BEGIN
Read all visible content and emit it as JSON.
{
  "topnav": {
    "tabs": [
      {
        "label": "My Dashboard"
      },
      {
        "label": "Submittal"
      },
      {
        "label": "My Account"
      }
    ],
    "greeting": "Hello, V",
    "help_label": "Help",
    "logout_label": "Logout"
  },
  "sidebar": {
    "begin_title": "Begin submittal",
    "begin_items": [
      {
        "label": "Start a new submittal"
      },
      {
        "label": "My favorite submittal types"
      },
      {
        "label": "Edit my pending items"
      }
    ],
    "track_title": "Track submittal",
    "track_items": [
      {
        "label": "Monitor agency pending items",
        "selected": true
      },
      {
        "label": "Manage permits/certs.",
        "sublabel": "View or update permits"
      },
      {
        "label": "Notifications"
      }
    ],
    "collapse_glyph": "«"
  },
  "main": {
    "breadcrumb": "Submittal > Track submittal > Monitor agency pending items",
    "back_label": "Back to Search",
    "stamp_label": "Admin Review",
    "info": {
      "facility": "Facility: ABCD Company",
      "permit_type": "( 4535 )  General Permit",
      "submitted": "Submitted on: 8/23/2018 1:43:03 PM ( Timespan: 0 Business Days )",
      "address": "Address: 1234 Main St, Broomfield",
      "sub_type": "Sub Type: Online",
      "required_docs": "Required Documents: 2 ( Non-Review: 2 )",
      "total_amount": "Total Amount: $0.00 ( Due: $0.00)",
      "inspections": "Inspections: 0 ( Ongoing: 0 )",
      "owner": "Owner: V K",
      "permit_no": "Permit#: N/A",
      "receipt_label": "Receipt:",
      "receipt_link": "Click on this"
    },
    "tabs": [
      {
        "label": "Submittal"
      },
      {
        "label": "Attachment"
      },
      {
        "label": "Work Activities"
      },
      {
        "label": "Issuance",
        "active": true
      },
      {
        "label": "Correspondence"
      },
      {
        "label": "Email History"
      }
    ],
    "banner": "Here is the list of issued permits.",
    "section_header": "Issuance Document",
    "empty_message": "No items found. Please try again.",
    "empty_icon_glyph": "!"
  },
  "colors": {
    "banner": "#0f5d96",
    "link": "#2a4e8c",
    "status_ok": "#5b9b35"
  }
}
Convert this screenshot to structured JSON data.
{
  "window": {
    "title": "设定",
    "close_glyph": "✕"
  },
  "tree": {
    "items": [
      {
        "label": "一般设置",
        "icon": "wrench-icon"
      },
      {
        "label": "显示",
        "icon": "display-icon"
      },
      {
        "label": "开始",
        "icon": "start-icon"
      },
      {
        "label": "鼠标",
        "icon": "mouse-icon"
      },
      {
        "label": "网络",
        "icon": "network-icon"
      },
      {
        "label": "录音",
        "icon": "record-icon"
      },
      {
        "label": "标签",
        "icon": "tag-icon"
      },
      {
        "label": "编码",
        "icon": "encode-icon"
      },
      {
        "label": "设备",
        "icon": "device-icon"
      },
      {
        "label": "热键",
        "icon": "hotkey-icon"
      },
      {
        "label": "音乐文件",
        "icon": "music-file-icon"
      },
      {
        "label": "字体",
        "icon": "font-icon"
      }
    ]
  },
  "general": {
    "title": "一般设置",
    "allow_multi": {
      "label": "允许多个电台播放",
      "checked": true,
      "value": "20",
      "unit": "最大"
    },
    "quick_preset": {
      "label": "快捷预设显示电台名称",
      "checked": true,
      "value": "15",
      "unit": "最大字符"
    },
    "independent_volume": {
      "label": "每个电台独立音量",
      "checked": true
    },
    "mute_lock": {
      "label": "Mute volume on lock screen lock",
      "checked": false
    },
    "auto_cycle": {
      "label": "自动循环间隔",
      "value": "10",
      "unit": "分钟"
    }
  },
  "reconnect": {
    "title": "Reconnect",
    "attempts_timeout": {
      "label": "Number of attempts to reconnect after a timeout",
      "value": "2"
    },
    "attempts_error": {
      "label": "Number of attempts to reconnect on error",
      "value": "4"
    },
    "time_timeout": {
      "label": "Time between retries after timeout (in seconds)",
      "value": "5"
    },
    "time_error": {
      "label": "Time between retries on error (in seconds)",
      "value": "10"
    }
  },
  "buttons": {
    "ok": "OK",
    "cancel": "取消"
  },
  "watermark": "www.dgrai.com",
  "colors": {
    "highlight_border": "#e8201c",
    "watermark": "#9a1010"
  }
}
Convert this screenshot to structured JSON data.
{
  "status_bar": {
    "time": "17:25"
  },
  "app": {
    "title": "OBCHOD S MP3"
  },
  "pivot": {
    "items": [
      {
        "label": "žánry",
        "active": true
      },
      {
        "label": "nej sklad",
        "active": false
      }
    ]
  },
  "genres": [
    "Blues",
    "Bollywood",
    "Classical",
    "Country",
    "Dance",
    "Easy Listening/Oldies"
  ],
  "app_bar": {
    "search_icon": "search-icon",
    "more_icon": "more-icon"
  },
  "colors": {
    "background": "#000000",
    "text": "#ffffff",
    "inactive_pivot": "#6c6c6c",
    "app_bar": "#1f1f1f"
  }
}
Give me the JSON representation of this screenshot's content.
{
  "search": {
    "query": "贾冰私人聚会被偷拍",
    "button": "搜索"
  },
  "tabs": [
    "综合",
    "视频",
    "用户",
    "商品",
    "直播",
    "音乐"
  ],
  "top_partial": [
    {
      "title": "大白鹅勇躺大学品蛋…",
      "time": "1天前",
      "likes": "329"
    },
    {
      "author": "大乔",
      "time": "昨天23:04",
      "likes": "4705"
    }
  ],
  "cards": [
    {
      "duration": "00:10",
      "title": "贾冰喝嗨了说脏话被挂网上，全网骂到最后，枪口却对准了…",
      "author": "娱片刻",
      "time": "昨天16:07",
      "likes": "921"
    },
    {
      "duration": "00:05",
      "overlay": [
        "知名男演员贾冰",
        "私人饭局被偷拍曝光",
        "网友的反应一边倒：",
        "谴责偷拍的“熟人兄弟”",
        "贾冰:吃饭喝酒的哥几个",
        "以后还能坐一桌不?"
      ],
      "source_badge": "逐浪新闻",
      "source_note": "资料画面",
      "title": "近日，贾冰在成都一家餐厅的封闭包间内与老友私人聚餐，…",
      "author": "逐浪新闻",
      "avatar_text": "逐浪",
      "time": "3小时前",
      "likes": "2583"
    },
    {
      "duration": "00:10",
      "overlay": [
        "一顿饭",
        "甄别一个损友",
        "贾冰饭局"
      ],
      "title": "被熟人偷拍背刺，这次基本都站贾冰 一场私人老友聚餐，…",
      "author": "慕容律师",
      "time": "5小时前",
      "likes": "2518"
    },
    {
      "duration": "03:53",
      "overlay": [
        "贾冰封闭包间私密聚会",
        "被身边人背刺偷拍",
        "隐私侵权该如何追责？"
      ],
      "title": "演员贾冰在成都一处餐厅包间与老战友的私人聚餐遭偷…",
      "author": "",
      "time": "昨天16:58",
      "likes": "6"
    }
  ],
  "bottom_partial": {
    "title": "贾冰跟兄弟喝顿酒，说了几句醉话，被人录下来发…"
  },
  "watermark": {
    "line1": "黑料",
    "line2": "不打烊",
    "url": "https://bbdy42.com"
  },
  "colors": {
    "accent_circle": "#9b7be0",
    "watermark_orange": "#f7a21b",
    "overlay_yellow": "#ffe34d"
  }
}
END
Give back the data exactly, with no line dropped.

Read all visible content and emit it as JSON.
{
  "topnav": {
    "tabs": [
      {
        "label": "My Dashboard"
      },
      {
        "label": "Submittal"
      },
      {
        "label": "My Account"
      }
    ],
    "greeting": "Hello, V",
    "help_label": "Help",
    "logout_label": "Logout"
  },
  "sidebar": {
    "begin_title": "Begin submittal",
    "begin_items": [
      {
        "label": "Start a new submittal"
      },
      {
        "label": "My favorite submittal types"
      },
      {
        "label": "Edit my pending items"
      }
    ],
    "track_title": "Track submittal",
    "track_items": [
      {
        "label": "Monitor agency pending items",
        "selected": true
      },
      {
        "label": "Manage permits/certs.",
        "sublabel": "View or update permits"
      },
      {
        "label": "Notifications"
      }
    ],
    "collapse_glyph": "«"
  },
  "main": {
    "breadcrumb": "Submittal > Track submittal > Monitor agency pending items",
    "back_label": "Back to Search",
    "stamp_label": "Admin Review",
    "info": {
      "facility": "Facility: ABCD Company",
      "permit_type": "( 4535 )  General Permit",
      "submitted": "Submitted on: 8/23/2018 1:43:03 PM ( Timespan: 0 Business Days )",
      "address": "Address: 1234 Main St, Broomfield",
      "sub_type": "Sub Type: Online",
      "required_docs": "Required Documents: 2 ( Non-Review: 2 )",
      "total_amount": "Total Amount: $0.00 ( Due: $0.00)",
      "inspections": "Inspections: 0 ( Ongoing: 0 )",
      "owner": "Owner: V K",
      "permit_no": "Permit#: N/A",
      "receipt_label": "Receipt:",
      "receipt_link": "Click on this"
    },
    "tabs": [
      {
        "label": "Submittal"
      },
      {
        "label": "Attachment"
      },
      {
        "label": "Work Activities"
      },
      {
        "label": "Issuance",
        "active": true
      },
      {
        "label": "Correspondence"
      },
      {
        "label": "Email History"
      }
    ],
    "banner": "Here is the list of issued permits.",
    "section_header": "Issuance Document",
    "empty_message": "No items found. Please try again.",
    "empty_icon_glyph": "!"
  },
  "colors": {
    "banner": "#0f5d96",
    "link": "#2a4e8c",
    "status_ok": "#5b9b35"
  }
}
Convert this screenshot to structured JSON data.
{
  "window": {
    "title": "设定",
    "close_glyph": "✕"
  },
  "tree": {
    "items": [
      {
        "label": "一般设置",
        "icon": "wrench-icon"
      },
      {
        "label": "显示",
        "icon": "display-icon"
      },
      {
        "label": "开始",
        "icon": "start-icon"
      },
      {
        "label": "鼠标",
        "icon": "mouse-icon"
      },
      {
        "label": "网络",
        "icon": "network-icon"
      },
      {
        "label": "录音",
        "icon": "record-icon"
      },
      {
        "label": "标签",
        "icon": "tag-icon"
      },
      {
        "label": "编码",
        "icon": "encode-icon"
      },
      {
        "label": "设备",
        "icon": "device-icon"
      },
      {
        "label": "热键",
        "icon": "hotkey-icon"
      },
      {
        "label": "音乐文件",
        "icon": "music-file-icon"
      },
      {
        "label": "字体",
        "icon": "font-icon"
      }
    ]
  },
  "general": {
    "title": "一般设置",
    "allow_multi": {
      "label": "允许多个电台播放",
      "checked": true,
      "value": "20",
      "unit": "最大"
    },
    "quick_preset": {
      "label": "快捷预设显示电台名称",
      "checked": true,
      "value": "15",
      "unit": "最大字符"
    },
    "independent_volume": {
      "label": "每个电台独立音量",
      "checked": true
    },
    "mute_lock": {
      "label": "Mute volume on lock screen lock",
      "checked": false
    },
    "auto_cycle": {
      "label": "自动循环间隔",
      "value": "10",
      "unit": "分钟"
    }
  },
  "reconnect": {
    "title": "Reconnect",
    "attempts_timeout": {
      "label": "Number of attempts to reconnect after a timeout",
      "value": "2"
    },
    "attempts_error": {
      "label": "Number of attempts to reconnect on error",
      "value": "4"
    },
    "time_timeout": {
      "label": "Time between retries after timeout (in seconds)",
      "value": "5"
    },
    "time_error": {
      "label": "Time between retries on error (in seconds)",
      "value": "10"
    }
  },
  "buttons": {
    "ok": "OK",
    "cancel": "取消"
  },
  "watermark": "www.dgrai.com",
  "colors": {
    "highlight_border": "#e8201c",
    "watermark": "#9a1010"
  }
}
Convert this screenshot to structured JSON data.
{
  "status_bar": {
    "time": "17:25"
  },
  "app": {
    "title": "OBCHOD S MP3"
  },
  "pivot": {
    "items": [
      {
        "label": "žánry",
        "active": true
      },
      {
        "label": "nej sklad",
        "active": false
      }
    ]
  },
  "genres": [
    "Blues",
    "Bollywood",
    "Classical",
    "Country",
    "Dance",
    "Easy Listening/Oldies"
  ],
  "app_bar": {
    "search_icon": "search-icon",
    "more_icon": "more-icon"
  },
  "colors": {
    "background": "#000000",
    "text": "#ffffff",
    "inactive_pivot": "#6c6c6c",
    "app_bar": "#1f1f1f"
  }
}
Give me the JSON representation of this screenshot's content.
{
  "search": {
    "query": "贾冰私人聚会被偷拍",
    "button": "搜索"
  },
  "tabs": [
    "综合",
    "视频",
    "用户",
    "商品",
    "直播",
    "音乐"
  ],
  "top_partial": [
    {
      "title": "大白鹅勇躺大学品蛋…",
      "time": "1天前",
      "likes": "329"
    },
    {
      "author": "大乔",
      "time": "昨天23:04",
      "likes": "4705"
    }
  ],
  "cards": [
    {
      "duration": "00:10",
      "title": "贾冰喝嗨了说脏话被挂网上，全网骂到最后，枪口却对准了…",
      "author": "娱片刻",
      "time": "昨天16:07",
      "likes": "921"
    },
    {
      "duration": "00:05",
      "overlay": [
        "知名男演员贾冰",
        "私人饭局被偷拍曝光",
        "网友的反应一边倒：",
        "谴责偷拍的“熟人兄弟”",
        "贾冰:吃饭喝酒的哥几个",
        "以后还能坐一桌不?"
      ],
      "source_badge": "逐浪新闻",
      "source_note": "资料画面",
      "title": "近日，贾冰在成都一家餐厅的封闭包间内与老友私人聚餐，…",
      "author": "逐浪新闻",
      "avatar_text": "逐浪",
      "time": "3小时前",
      "likes": "2583"
    },
    {
      "duration": "00:10",
      "overlay": [
        "一顿饭",
        "甄别一个损友",
        "贾冰饭局"
      ],
      "title": "被熟人偷拍背刺，这次基本都站贾冰 一场私人老友聚餐，…",
      "author": "慕容律师",
      "time": "5小时前",
      "likes": "2518"
    },
    {
      "duration": "03:53",
      "overlay": [
        "贾冰封闭包间私密聚会",
        "被身边人背刺偷拍",
        "隐私侵权该如何追责？"
      ],
      "title": "演员贾冰在成都一处餐厅包间与老战友的私人聚餐遭偷…",
      "author": "",
      "time": "昨天16:58",
      "likes": "6"
    }
  ],
  "bottom_partial": {
    "title": "贾冰跟兄弟喝顿酒，说了几句醉话，被人录下来发…"
  },
  "watermark": {
    "line1": "黑料",
    "line2": "不打烊",
    "url": "https://bbdy42.com"
  },
  "colors": {
    "accent_circle": "#9b7be0",
    "watermark_orange": "#f7a21b",
    "overlay_yellow": "#ffe34d"
  }
}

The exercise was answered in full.